**Exercise input**
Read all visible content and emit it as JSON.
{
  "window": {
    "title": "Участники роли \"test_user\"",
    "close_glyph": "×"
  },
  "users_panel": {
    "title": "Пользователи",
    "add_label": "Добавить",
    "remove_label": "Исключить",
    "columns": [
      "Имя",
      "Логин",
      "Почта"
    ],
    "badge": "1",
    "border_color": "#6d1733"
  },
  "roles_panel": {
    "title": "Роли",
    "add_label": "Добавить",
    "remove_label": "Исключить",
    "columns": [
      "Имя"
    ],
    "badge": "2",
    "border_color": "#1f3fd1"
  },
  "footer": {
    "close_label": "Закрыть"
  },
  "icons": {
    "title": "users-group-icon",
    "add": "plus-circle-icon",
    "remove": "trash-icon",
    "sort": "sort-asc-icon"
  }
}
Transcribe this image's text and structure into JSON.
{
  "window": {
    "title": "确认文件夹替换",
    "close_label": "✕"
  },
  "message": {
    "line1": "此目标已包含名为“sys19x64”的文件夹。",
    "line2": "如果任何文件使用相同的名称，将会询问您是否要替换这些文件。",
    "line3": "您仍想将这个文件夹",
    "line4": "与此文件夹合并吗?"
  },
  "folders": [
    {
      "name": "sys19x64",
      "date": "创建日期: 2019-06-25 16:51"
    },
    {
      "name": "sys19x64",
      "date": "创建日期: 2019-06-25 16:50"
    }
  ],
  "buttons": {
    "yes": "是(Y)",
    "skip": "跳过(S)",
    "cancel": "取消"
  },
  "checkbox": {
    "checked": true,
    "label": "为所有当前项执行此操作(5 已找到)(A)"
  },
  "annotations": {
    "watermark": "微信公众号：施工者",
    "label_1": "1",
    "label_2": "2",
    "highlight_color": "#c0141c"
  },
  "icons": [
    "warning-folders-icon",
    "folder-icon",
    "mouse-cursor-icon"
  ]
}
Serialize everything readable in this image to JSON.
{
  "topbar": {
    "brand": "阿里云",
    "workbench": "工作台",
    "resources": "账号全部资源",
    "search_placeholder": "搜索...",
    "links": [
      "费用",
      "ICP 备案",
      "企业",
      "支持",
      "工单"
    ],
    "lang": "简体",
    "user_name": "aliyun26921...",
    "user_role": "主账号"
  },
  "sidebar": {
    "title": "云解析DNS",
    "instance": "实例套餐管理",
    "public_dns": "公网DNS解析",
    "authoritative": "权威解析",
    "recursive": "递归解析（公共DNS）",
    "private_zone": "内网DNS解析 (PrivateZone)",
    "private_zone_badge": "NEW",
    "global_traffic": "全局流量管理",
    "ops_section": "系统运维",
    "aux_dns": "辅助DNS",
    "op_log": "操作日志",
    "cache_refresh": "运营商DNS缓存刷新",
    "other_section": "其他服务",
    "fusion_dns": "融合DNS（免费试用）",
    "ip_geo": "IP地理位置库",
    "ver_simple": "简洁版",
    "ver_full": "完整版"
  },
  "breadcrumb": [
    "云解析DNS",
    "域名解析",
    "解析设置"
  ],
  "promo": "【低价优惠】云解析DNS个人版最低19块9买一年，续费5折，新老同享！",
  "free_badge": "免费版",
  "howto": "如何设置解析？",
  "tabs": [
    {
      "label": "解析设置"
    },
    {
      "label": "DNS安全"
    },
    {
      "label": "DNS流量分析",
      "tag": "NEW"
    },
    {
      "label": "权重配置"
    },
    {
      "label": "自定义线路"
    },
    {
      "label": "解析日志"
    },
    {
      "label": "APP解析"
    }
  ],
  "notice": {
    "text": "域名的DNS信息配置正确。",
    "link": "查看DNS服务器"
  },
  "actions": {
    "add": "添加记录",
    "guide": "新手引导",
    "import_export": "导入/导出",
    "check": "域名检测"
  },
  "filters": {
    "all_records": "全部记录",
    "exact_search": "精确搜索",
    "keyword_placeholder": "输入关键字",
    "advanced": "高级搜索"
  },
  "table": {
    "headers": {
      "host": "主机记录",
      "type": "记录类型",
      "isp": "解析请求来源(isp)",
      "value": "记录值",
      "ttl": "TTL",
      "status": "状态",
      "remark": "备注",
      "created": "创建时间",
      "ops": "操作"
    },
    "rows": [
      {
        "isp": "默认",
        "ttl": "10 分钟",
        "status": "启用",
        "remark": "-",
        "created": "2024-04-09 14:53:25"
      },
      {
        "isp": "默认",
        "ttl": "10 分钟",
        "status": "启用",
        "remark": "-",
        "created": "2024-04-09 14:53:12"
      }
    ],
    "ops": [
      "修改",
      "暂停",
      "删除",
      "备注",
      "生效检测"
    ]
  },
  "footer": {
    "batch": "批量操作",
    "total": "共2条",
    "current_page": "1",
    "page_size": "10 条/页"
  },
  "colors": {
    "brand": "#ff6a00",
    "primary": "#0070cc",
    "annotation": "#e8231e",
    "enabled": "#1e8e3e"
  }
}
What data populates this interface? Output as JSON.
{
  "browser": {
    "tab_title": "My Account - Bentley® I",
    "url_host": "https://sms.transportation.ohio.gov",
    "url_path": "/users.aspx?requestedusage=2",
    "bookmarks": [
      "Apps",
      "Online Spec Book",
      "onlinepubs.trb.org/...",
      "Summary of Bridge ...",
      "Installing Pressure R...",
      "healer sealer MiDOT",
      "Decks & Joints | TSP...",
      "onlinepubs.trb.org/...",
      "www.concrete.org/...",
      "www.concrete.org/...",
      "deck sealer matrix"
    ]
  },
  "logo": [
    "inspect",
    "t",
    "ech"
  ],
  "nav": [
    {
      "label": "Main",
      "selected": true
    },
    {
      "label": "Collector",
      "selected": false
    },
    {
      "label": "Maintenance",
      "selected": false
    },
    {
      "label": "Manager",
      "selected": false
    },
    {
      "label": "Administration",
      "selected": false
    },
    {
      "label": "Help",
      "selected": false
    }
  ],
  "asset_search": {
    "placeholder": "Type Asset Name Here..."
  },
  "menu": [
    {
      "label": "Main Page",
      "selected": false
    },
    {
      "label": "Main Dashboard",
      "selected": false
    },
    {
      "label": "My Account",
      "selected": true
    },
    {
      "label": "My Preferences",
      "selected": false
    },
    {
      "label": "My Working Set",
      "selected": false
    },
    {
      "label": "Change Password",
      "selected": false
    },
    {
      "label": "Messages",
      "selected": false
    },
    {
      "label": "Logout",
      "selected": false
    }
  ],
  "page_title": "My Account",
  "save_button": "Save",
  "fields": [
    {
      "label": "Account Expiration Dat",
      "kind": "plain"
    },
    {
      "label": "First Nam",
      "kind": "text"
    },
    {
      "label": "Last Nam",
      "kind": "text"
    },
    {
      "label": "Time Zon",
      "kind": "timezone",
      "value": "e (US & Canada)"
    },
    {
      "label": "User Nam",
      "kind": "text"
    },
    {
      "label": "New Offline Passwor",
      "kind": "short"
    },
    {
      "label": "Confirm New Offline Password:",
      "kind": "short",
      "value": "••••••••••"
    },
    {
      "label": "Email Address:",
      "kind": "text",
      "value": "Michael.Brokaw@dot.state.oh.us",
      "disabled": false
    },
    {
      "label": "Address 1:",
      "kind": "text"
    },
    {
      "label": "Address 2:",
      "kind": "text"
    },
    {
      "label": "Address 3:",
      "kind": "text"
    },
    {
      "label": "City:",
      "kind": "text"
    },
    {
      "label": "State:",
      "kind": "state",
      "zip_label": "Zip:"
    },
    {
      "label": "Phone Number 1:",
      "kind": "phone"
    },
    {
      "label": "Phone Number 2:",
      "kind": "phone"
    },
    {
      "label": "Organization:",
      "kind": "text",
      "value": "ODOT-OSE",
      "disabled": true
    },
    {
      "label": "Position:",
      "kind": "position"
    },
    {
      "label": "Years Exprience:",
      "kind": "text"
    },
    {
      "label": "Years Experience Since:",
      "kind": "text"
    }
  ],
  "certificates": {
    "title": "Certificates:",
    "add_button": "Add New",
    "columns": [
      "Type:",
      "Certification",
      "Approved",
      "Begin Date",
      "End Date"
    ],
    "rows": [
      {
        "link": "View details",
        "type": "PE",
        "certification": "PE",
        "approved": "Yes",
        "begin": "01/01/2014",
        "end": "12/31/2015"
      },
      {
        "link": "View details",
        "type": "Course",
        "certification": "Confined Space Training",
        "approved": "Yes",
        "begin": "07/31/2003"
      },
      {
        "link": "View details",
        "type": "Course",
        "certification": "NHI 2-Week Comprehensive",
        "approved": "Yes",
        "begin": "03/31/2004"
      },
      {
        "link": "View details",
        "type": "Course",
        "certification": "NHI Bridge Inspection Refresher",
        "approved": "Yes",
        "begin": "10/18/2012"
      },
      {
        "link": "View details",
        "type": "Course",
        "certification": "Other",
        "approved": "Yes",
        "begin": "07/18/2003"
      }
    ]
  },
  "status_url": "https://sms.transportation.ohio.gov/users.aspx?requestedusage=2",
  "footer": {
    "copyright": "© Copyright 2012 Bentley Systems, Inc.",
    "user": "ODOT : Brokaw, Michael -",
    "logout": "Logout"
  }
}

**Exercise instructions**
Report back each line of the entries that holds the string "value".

**Solution to this problem**
      "value": "记录值",
      "value": "e (US & Canada)"
      "value": "••••••••••"
      "value": "Michael.Brokaw@dot.state.oh.us",
      "value": "ODOT-OSE",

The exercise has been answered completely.